## THE PROBLEM:
Each line of the data holding "Select" should be found and copied.

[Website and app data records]
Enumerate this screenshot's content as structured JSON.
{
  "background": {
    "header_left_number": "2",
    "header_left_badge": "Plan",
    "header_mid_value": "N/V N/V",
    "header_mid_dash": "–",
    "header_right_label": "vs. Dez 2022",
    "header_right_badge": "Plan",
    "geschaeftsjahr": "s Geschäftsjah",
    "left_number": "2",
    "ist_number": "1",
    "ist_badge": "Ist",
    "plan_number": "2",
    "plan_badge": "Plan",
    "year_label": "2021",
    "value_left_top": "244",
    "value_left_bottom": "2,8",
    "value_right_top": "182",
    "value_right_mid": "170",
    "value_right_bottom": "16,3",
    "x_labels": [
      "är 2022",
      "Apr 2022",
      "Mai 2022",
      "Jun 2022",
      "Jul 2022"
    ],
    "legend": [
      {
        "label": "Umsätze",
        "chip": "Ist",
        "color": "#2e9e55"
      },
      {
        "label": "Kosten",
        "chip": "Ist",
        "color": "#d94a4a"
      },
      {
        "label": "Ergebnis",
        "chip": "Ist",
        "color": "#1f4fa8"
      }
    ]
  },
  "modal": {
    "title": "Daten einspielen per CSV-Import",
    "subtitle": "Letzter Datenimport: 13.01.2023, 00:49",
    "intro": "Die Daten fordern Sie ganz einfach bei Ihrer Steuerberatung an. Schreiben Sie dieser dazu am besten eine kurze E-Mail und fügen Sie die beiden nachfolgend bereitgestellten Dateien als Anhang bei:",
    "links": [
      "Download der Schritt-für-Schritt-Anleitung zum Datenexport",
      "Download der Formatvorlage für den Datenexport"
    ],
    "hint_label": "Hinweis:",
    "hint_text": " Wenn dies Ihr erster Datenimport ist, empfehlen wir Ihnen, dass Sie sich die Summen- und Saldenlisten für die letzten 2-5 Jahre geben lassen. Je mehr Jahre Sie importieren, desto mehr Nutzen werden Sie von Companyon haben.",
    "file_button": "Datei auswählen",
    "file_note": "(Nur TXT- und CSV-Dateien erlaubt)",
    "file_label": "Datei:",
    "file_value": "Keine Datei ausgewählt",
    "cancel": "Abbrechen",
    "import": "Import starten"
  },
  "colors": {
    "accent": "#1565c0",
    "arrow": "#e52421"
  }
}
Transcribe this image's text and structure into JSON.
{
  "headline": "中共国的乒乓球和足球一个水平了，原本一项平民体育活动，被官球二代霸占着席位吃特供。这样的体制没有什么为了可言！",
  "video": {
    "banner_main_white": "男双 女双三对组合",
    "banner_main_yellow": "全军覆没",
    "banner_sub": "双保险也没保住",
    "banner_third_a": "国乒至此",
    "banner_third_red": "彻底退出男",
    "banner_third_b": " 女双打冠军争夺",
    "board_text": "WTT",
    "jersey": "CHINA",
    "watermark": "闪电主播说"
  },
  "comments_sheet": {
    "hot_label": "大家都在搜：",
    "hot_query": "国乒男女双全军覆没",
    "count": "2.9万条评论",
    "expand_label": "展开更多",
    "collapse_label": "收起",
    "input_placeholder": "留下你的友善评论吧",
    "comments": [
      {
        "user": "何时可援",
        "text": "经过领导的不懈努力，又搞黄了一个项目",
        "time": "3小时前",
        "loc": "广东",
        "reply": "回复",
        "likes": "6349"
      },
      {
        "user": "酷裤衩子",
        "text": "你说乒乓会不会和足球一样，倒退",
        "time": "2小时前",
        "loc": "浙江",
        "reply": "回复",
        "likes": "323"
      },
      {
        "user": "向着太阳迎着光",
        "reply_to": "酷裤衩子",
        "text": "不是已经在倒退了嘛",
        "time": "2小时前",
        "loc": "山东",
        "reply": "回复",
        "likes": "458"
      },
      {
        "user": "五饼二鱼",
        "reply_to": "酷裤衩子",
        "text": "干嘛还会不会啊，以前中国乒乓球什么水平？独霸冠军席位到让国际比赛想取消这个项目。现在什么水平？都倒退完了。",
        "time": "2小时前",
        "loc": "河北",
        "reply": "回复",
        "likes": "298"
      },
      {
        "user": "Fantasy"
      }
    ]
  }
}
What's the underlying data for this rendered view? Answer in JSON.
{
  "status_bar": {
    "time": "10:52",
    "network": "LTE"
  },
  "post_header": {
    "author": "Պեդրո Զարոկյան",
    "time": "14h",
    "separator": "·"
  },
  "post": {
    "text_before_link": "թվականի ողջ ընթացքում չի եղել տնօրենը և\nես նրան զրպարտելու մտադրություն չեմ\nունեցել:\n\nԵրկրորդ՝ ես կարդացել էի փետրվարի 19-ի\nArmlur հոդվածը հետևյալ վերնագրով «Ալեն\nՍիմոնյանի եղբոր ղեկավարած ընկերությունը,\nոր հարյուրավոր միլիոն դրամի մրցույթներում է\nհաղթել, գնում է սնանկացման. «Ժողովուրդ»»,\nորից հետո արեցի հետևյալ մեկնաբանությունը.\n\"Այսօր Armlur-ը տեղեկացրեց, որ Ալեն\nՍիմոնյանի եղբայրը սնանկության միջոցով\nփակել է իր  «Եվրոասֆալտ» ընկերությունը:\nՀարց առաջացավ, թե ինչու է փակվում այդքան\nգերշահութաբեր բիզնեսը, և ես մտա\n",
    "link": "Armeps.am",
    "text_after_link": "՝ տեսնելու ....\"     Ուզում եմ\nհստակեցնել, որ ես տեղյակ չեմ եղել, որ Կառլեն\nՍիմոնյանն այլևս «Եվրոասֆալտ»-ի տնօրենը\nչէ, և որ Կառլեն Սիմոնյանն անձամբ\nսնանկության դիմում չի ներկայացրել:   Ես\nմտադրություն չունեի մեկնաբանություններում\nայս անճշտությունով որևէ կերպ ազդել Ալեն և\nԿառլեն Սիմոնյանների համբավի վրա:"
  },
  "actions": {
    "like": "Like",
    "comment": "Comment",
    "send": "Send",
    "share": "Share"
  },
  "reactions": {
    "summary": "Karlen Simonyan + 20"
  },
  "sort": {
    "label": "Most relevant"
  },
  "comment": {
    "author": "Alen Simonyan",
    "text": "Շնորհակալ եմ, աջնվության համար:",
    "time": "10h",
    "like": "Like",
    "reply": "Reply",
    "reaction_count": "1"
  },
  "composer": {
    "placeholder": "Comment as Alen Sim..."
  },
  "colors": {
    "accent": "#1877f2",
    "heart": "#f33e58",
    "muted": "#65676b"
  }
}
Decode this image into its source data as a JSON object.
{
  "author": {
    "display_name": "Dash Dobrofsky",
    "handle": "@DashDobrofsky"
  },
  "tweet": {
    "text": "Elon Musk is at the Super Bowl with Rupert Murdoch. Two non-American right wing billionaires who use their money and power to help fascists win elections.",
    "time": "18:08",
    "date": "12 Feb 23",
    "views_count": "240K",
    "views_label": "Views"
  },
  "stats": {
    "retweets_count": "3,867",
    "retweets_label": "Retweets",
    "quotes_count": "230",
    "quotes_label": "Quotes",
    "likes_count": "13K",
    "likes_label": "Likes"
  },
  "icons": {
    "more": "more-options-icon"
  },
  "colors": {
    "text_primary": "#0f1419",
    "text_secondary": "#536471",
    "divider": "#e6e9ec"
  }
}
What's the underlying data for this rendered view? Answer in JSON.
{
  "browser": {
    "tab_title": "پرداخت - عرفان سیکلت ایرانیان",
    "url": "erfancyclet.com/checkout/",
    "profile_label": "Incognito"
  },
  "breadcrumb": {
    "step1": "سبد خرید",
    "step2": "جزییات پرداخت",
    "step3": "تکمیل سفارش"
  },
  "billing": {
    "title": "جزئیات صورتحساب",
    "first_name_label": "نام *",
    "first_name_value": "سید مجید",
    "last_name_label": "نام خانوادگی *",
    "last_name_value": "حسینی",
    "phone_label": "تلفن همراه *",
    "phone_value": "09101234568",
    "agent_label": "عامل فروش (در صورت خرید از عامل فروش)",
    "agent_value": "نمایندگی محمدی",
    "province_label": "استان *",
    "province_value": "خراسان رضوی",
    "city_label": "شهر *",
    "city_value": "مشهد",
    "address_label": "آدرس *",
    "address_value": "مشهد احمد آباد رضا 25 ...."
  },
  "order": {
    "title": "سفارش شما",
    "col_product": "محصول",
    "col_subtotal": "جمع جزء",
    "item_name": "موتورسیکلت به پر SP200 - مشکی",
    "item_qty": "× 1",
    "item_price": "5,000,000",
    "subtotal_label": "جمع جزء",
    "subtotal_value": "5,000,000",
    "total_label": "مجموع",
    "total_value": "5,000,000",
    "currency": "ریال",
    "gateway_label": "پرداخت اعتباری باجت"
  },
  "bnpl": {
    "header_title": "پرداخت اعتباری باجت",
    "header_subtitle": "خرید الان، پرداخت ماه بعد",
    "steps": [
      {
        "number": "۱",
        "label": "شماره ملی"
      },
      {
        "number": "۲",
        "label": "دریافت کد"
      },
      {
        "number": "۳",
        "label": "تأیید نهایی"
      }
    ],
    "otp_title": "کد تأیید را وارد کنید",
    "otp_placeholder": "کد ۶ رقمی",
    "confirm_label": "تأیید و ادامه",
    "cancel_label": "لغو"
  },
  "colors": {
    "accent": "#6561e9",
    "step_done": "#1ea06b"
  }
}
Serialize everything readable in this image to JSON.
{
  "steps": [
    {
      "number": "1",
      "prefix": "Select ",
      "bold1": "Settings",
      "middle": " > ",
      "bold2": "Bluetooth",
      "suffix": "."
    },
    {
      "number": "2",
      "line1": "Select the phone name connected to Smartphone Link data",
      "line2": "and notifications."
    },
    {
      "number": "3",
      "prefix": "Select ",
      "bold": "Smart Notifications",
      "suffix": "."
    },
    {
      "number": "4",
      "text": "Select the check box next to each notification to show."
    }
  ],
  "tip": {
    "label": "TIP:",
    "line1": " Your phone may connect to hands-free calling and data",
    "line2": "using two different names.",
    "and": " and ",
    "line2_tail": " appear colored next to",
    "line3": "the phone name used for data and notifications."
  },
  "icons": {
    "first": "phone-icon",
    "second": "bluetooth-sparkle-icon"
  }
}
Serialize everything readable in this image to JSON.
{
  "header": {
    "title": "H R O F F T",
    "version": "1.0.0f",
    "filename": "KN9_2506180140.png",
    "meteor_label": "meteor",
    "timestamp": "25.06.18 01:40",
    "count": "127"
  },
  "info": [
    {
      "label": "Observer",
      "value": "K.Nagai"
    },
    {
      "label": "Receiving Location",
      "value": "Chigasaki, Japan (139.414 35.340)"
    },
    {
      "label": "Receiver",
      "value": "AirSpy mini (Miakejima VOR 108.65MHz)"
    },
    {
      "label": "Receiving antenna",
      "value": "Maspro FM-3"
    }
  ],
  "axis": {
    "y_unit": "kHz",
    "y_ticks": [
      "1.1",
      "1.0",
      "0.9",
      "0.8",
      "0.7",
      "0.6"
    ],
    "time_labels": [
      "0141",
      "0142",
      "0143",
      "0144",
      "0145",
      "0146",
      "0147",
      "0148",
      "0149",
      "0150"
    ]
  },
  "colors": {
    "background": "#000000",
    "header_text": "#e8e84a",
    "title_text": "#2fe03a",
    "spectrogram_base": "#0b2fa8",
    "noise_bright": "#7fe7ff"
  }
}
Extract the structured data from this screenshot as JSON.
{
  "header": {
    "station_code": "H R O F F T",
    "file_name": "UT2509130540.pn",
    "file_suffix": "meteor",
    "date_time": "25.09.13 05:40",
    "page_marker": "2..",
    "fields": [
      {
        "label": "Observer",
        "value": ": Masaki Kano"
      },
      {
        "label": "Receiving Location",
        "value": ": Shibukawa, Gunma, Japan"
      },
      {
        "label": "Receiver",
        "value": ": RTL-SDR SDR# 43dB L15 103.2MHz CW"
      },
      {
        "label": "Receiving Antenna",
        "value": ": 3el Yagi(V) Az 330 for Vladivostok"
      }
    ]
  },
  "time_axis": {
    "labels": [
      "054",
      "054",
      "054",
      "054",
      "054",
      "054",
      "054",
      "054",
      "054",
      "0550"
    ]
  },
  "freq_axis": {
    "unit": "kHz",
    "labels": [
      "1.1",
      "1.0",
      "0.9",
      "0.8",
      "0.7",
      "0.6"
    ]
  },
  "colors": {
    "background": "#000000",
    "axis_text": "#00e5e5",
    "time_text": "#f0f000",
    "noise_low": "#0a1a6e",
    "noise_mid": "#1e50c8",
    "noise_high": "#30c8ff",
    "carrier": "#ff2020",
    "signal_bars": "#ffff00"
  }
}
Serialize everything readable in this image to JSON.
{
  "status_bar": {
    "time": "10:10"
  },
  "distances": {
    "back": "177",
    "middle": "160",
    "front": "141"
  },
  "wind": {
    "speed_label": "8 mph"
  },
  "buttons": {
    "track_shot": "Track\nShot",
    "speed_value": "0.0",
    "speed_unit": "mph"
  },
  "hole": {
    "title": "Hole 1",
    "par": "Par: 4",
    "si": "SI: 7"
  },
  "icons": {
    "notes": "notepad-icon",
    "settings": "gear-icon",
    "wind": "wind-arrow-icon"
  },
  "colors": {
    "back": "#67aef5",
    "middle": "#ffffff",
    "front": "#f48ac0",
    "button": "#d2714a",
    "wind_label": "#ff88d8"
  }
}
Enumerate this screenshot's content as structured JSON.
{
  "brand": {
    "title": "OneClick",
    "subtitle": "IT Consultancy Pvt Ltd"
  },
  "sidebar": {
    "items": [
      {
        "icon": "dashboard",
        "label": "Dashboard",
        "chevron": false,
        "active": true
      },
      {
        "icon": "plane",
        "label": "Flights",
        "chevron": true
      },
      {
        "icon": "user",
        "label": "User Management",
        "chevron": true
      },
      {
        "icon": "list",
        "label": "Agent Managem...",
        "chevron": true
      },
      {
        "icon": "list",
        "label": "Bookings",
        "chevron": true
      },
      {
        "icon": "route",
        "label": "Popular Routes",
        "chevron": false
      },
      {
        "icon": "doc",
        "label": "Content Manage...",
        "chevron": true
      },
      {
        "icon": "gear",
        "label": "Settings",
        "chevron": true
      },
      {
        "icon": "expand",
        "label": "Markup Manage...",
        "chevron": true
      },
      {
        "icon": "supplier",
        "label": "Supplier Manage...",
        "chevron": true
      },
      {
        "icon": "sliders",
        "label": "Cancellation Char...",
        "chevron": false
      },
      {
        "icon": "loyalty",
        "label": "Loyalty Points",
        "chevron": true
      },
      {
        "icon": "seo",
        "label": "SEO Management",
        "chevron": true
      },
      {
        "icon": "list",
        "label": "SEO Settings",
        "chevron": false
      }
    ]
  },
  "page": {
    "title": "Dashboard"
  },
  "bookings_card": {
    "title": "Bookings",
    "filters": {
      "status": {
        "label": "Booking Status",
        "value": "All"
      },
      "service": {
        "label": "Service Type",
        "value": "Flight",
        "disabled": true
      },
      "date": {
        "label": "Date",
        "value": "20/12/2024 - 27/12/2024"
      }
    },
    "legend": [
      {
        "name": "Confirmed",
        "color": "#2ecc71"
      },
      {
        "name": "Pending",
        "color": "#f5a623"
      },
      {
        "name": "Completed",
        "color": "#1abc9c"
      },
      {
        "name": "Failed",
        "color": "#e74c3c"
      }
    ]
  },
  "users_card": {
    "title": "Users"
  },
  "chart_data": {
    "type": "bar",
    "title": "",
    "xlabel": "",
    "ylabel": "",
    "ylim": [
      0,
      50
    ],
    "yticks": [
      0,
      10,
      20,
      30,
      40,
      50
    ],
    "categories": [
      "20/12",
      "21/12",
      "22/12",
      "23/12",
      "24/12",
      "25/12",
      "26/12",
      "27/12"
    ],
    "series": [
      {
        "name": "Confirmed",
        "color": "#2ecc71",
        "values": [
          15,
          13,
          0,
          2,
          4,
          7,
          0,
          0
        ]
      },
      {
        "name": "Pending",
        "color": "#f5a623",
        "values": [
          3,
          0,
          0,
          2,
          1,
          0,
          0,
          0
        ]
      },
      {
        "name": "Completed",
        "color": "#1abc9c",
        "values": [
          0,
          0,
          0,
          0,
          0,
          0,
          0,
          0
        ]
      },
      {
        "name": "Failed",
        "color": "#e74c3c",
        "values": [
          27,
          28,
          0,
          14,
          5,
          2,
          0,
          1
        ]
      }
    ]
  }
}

## TASK SOLUTION:
      "prefix": "Select ",
      "line1": "Select the phone name connected to Smartphone Link data",
      "prefix": "Select ",
      "text": "Select the check box next to each notification to show."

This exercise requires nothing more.